North Korea has launched what appears to be two short-range ballistic missiles into the sea, according to South Korea’s military.
It is the fifth set of missile tests in less than three weeks, and is being seen as a protest at the slow pace of nuclear talks with the US, and the ongoing US-South Korea joint military exercises in the region.
The launches were revealed hours after Donald Trump said he received a “beautiful” letter from North Korean leader Kim Jong Un, and predicted that they will engage in further talks to try and resolve the nuclear stand-off.
Mr Trump reiterated that he was not concerned by the weapons being launched, despite the threat they pose to the US allies in the region.
South Korea’s joint chiefs of staff said that the alleged ballistic missiles were fired from the North’s eastern coast – travelling about 250 miles and reaching a height of 30 miles.
They landed in waters between the Korean Peninsula and Japan.
Officials in Seoul said that the tests were likely aimed at confirming how reliable the North’s newly developed weapons were, and demonstrating their resentment over the US-South Korea military drills.

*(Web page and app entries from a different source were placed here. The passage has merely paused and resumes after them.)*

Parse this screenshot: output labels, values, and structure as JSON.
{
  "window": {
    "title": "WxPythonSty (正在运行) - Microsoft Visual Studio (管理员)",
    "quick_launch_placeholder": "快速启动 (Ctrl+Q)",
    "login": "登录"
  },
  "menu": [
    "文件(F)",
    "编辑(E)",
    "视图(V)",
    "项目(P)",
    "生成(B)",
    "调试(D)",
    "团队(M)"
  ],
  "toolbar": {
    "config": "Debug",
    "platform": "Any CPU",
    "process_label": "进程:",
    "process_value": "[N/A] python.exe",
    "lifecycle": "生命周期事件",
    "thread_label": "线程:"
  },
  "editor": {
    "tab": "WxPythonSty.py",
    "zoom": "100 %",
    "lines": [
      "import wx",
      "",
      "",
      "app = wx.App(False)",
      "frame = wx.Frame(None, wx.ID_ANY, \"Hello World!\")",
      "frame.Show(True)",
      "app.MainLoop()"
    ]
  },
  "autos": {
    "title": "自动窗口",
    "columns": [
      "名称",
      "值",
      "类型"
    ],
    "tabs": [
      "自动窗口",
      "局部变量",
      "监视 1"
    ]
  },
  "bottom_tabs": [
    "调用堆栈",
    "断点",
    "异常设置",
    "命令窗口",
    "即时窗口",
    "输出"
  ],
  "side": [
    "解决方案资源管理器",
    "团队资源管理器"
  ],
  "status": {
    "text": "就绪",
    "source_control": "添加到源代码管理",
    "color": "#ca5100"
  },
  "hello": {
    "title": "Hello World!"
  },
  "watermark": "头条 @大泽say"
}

Pyongyang has launched a number of short-range missiles over the last few weeks, saying that the allied military drills compel it to “develop, test and deploy the powerful physical means essential for national defence”.
Mr Trump has been downplaying the secretive state’s launches, with experts saying this tactic has allowed the country to intensify its testing activity, whilst it seeks to build leverage ahead of negotiations, which could start again sometime after the end of drills later in the month.